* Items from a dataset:
————————

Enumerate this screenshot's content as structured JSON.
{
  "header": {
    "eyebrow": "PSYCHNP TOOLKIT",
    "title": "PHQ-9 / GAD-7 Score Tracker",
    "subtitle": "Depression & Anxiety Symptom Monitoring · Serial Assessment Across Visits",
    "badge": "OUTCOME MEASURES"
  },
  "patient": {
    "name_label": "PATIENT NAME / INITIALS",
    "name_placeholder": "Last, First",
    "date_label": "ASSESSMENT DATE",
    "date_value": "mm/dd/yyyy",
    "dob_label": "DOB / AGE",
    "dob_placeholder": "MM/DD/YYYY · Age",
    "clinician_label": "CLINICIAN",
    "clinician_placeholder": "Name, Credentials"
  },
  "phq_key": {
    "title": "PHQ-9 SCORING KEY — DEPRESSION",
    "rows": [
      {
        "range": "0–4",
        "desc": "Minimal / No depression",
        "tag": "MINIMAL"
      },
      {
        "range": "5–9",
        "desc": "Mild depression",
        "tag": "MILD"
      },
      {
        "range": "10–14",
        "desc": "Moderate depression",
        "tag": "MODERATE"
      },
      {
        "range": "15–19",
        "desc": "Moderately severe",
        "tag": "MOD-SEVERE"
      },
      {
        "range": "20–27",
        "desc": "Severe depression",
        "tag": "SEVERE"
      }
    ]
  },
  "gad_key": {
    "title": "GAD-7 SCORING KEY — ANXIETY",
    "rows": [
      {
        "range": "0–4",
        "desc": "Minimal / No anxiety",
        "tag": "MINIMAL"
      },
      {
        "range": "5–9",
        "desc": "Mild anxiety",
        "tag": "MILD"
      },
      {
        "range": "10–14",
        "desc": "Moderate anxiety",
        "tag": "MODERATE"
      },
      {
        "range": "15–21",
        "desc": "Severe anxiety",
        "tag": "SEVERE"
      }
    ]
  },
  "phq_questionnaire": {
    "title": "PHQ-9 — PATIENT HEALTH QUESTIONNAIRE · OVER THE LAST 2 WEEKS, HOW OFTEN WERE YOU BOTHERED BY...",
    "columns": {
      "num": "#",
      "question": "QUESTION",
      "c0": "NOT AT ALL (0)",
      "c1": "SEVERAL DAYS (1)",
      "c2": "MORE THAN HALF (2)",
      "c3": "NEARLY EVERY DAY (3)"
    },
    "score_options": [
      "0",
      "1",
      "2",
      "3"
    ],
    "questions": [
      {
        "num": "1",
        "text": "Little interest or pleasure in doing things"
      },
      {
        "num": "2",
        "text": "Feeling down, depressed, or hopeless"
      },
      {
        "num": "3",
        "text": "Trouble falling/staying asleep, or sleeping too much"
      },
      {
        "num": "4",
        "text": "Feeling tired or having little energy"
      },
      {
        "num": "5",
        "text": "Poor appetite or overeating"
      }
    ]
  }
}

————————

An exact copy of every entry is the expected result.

* Task answer:
Enumerate this screenshot's content as structured JSON.
{
  "header": {
    "eyebrow": "PSYCHNP TOOLKIT",
    "title": "PHQ-9 / GAD-7 Score Tracker",
    "subtitle": "Depression & Anxiety Symptom Monitoring · Serial Assessment Across Visits",
    "badge": "OUTCOME MEASURES"
  },
  "patient": {
    "name_label": "PATIENT NAME / INITIALS",
    "name_placeholder": "Last, First",
    "date_label": "ASSESSMENT DATE",
    "date_value": "mm/dd/yyyy",
    "dob_label": "DOB / AGE",
    "dob_placeholder": "MM/DD/YYYY · Age",
    "clinician_label": "CLINICIAN",
    "clinician_placeholder": "Name, Credentials"
  },
  "phq_key": {
    "title": "PHQ-9 SCORING KEY — DEPRESSION",
    "rows": [
      {
        "range": "0–4",
        "desc": "Minimal / No depression",
        "tag": "MINIMAL"
      },
      {
        "range": "5–9",
        "desc": "Mild depression",
        "tag": "MILD"
      },
      {
        "range": "10–14",
        "desc": "Moderate depression",
        "tag": "MODERATE"
      },
      {
        "range": "15–19",
        "desc": "Moderately severe",
        "tag": "MOD-SEVERE"
      },
      {
        "range": "20–27",
        "desc": "Severe depression",
        "tag": "SEVERE"
      }
    ]
  },
  "gad_key": {
    "title": "GAD-7 SCORING KEY — ANXIETY",
    "rows": [
      {
        "range": "0–4",
        "desc": "Minimal / No anxiety",
        "tag": "MINIMAL"
      },
      {
        "range": "5–9",
        "desc": "Mild anxiety",
        "tag": "MILD"
      },
      {
        "range": "10–14",
        "desc": "Moderate anxiety",
        "tag": "MODERATE"
      },
      {
        "range": "15–21",
        "desc": "Severe anxiety",
        "tag": "SEVERE"
      }
    ]
  },
  "phq_questionnaire": {
    "title": "PHQ-9 — PATIENT HEALTH QUESTIONNAIRE · OVER THE LAST 2 WEEKS, HOW OFTEN WERE YOU BOTHERED BY...",
    "columns": {
      "num": "#",
      "question": "QUESTION",
      "c0": "NOT AT ALL (0)",
      "c1": "SEVERAL DAYS (1)",
      "c2": "MORE THAN HALF (2)",
      "c3": "NEARLY EVERY DAY (3)"
    },
    "score_options": [
      "0",
      "1",
      "2",
      "3"
    ],
    "questions": [
      {
        "num": "1",
        "text": "Little interest or pleasure in doing things"
      },
      {
        "num": "2",
        "text": "Feeling down, depressed, or hopeless"
      },
      {
        "num": "3",
        "text": "Trouble falling/staying asleep, or sleeping too much"
      },
      {
        "num": "4",
        "text": "Feeling tired or having little energy"
      },
      {
        "num": "5",
        "text": "Poor appetite or overeating"
      }
    ]
  }
}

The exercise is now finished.